[[ SOURCE INFORMATION, beginning ]]

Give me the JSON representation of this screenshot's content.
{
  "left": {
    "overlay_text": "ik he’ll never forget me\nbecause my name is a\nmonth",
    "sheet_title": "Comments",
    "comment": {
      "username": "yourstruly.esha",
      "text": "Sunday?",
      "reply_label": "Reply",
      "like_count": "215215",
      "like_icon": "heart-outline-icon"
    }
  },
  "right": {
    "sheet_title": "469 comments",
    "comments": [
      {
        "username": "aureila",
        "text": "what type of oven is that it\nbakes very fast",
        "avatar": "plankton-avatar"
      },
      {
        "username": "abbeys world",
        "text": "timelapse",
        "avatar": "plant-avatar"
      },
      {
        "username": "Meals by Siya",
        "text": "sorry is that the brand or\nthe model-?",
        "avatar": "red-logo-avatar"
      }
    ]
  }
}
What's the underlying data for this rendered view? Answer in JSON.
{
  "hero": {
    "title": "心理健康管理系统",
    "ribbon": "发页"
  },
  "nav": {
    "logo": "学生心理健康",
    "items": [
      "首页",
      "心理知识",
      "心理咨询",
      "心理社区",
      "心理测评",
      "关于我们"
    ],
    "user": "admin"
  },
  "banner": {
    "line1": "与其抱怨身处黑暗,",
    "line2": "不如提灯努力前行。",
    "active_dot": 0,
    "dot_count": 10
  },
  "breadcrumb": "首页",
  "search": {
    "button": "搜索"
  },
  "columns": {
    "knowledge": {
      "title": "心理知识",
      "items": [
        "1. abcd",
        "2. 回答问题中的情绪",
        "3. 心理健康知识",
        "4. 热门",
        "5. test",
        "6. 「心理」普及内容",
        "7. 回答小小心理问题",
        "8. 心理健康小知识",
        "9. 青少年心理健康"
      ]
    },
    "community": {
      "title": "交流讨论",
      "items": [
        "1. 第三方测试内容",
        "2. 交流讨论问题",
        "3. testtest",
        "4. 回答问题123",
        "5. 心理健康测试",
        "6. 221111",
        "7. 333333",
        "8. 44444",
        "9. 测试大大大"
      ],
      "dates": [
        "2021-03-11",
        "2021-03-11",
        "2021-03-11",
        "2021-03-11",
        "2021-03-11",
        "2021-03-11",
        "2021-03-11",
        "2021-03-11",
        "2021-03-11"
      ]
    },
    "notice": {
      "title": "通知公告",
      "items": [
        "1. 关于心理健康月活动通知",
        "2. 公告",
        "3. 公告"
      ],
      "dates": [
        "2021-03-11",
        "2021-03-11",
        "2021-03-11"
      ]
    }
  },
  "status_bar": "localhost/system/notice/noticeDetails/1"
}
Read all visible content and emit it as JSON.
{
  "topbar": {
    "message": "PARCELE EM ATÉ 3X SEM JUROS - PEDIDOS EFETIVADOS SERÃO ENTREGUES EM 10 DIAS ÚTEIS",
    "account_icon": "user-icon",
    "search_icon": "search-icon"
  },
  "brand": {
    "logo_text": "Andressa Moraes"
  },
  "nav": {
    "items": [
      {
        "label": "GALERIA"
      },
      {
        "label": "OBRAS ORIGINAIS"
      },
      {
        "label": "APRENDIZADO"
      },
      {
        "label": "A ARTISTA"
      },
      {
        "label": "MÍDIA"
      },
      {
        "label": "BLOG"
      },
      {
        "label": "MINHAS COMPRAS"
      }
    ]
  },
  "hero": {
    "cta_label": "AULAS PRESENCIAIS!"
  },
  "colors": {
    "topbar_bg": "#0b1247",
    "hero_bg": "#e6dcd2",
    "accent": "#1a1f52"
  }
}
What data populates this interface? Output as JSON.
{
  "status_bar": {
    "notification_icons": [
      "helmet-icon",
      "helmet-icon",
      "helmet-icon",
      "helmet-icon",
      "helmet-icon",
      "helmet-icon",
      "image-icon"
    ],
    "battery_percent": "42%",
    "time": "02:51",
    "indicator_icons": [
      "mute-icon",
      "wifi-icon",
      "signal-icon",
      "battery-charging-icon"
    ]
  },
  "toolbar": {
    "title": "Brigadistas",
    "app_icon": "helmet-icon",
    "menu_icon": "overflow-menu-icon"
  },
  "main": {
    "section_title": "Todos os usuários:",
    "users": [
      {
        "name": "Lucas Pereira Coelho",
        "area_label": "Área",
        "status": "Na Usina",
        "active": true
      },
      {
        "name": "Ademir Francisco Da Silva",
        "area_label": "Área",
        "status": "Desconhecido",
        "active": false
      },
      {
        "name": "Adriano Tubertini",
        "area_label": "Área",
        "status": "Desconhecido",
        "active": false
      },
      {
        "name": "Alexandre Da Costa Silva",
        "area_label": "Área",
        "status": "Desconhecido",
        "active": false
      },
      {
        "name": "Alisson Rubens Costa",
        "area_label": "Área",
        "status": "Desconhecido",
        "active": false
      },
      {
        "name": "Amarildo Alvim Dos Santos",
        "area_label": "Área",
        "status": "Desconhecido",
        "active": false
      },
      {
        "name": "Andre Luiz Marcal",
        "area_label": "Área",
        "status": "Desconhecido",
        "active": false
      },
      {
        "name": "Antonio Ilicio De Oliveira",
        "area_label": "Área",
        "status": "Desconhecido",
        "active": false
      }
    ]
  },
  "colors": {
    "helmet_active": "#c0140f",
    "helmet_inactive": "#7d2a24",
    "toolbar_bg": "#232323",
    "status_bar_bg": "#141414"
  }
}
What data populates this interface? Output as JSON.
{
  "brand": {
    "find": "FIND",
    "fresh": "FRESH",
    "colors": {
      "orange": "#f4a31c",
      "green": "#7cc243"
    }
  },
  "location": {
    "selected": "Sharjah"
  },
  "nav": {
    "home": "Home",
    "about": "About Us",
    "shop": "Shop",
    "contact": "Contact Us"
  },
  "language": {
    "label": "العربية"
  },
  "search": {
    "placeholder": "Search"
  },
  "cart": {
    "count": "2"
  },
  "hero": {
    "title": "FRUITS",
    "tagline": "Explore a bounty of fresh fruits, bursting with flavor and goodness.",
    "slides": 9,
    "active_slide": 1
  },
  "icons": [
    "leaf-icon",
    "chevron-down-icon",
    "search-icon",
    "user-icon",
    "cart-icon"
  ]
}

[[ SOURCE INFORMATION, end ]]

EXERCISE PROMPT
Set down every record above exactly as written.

TASK OUTPUT
Give me the JSON representation of this screenshot's content.
{
  "left": {
    "overlay_text": "ik he’ll never forget me\nbecause my name is a\nmonth",
    "sheet_title": "Comments",
    "comment": {
      "username": "yourstruly.esha",
      "text": "Sunday?",
      "reply_label": "Reply",
      "like_count": "215215",
      "like_icon": "heart-outline-icon"
    }
  },
  "right": {
    "sheet_title": "469 comments",
    "comments": [
      {
        "username": "aureila",
        "text": "what type of oven is that it\nbakes very fast",
        "avatar": "plankton-avatar"
      },
      {
        "username": "abbeys world",
        "text": "timelapse",
        "avatar": "plant-avatar"
      },
      {
        "username": "Meals by Siya",
        "text": "sorry is that the brand or\nthe model-?",
        "avatar": "red-logo-avatar"
      }
    ]
  }
}
What's the underlying data for this rendered view? Answer in JSON.
{
  "hero": {
    "title": "心理健康管理系统",
    "ribbon": "发页"
  },
  "nav": {
    "logo": "学生心理健康",
    "items": [
      "首页",
      "心理知识",
      "心理咨询",
      "心理社区",
      "心理测评",
      "关于我们"
    ],
    "user": "admin"
  },
  "banner": {
    "line1": "与其抱怨身处黑暗,",
    "line2": "不如提灯努力前行。",
    "active_dot": 0,
    "dot_count": 10
  },
  "breadcrumb": "首页",
  "search": {
    "button": "搜索"
  },
  "columns": {
    "knowledge": {
      "title": "心理知识",
      "items": [
        "1. abcd",
        "2. 回答问题中的情绪",
        "3. 心理健康知识",
        "4. 热门",
        "5. test",
        "6. 「心理」普及内容",
        "7. 回答小小心理问题",
        "8. 心理健康小知识",
        "9. 青少年心理健康"
      ]
    },
    "community": {
      "title": "交流讨论",
      "items": [
        "1. 第三方测试内容",
        "2. 交流讨论问题",
        "3. testtest",
        "4. 回答问题123",
        "5. 心理健康测试",
        "6. 221111",
        "7. 333333",
        "8. 44444",
        "9. 测试大大大"
      ],
      "dates": [
        "2021-03-11",
        "2021-03-11",
        "2021-03-11",
        "2021-03-11",
        "2021-03-11",
        "2021-03-11",
        "2021-03-11",
        "2021-03-11",
        "2021-03-11"
      ]
    },
    "notice": {
      "title": "通知公告",
      "items": [
        "1. 关于心理健康月活动通知",
        "2. 公告",
        "3. 公告"
      ],
      "dates": [
        "2021-03-11",
        "2021-03-11",
        "2021-03-11"
      ]
    }
  },
  "status_bar": "localhost/system/notice/noticeDetails/1"
}
Read all visible content and emit it as JSON.
{
  "topbar": {
    "message": "PARCELE EM ATÉ 3X SEM JUROS - PEDIDOS EFETIVADOS SERÃO ENTREGUES EM 10 DIAS ÚTEIS",
    "account_icon": "user-icon",
    "search_icon": "search-icon"
  },
  "brand": {
    "logo_text": "Andressa Moraes"
  },
  "nav": {
    "items": [
      {
        "label": "GALERIA"
      },
      {
        "label": "OBRAS ORIGINAIS"
      },
      {
        "label": "APRENDIZADO"
      },
      {
        "label": "A ARTISTA"
      },
      {
        "label": "MÍDIA"
      },
      {
        "label": "BLOG"
      },
      {
        "label": "MINHAS COMPRAS"
      }
    ]
  },
  "hero": {
    "cta_label": "AULAS PRESENCIAIS!"
  },
  "colors": {
    "topbar_bg": "#0b1247",
    "hero_bg": "#e6dcd2",
    "accent": "#1a1f52"
  }
}
What data populates this interface? Output as JSON.
{
  "status_bar": {
    "notification_icons": [
      "helmet-icon",
      "helmet-icon",
      "helmet-icon",
      "helmet-icon",
      "helmet-icon",
      "helmet-icon",
      "image-icon"
    ],
    "battery_percent": "42%",
    "time": "02:51",
    "indicator_icons": [
      "mute-icon",
      "wifi-icon",
      "signal-icon",
      "battery-charging-icon"
    ]
  },
  "toolbar": {
    "title": "Brigadistas",
    "app_icon": "helmet-icon",
    "menu_icon": "overflow-menu-icon"
  },
  "main": {
    "section_title": "Todos os usuários:",
    "users": [
      {
        "name": "Lucas Pereira Coelho",
        "area_label": "Área",
        "status": "Na Usina",
        "active": true
      },
      {
        "name": "Ademir Francisco Da Silva",
        "area_label": "Área",
        "status": "Desconhecido",
        "active": false
      },
      {
        "name": "Adriano Tubertini",
        "area_label": "Área",
        "status": "Desconhecido",
        "active": false
      },
      {
        "name": "Alexandre Da Costa Silva",
        "area_label": "Área",
        "status": "Desconhecido",
        "active": false
      },
      {
        "name": "Alisson Rubens Costa",
        "area_label": "Área",
        "status": "Desconhecido",
        "active": false
      },
      {
        "name": "Amarildo Alvim Dos Santos",
        "area_label": "Área",
        "status": "Desconhecido",
        "active": false
      },
      {
        "name": "Andre Luiz Marcal",
        "area_label": "Área",
        "status": "Desconhecido",
        "active": false
      },
      {
        "name": "Antonio Ilicio De Oliveira",
        "area_label": "Área",
        "status": "Desconhecido",
        "active": false
      }
    ]
  },
  "colors": {
    "helmet_active": "#c0140f",
    "helmet_inactive": "#7d2a24",
    "toolbar_bg": "#232323",
    "status_bar_bg": "#141414"
  }
}
What data populates this interface? Output as JSON.
{
  "brand": {
    "find": "FIND",
    "fresh": "FRESH",
    "colors": {
      "orange": "#f4a31c",
      "green": "#7cc243"
    }
  },
  "location": {
    "selected": "Sharjah"
  },
  "nav": {
    "home": "Home",
    "about": "About Us",
    "shop": "Shop",
    "contact": "Contact Us"
  },
  "language": {
    "label": "العربية"
  },
  "search": {
    "placeholder": "Search"
  },
  "cart": {
    "count": "2"
  },
  "hero": {
    "title": "FRUITS",
    "tagline": "Explore a bounty of fresh fruits, bursting with flavor and goodness.",
    "slides": 9,
    "active_slide": 1
  },
  "icons": [
    "leaf-icon",
    "chevron-down-icon",
    "search-icon",
    "user-icon",
    "cart-icon"
  ]
}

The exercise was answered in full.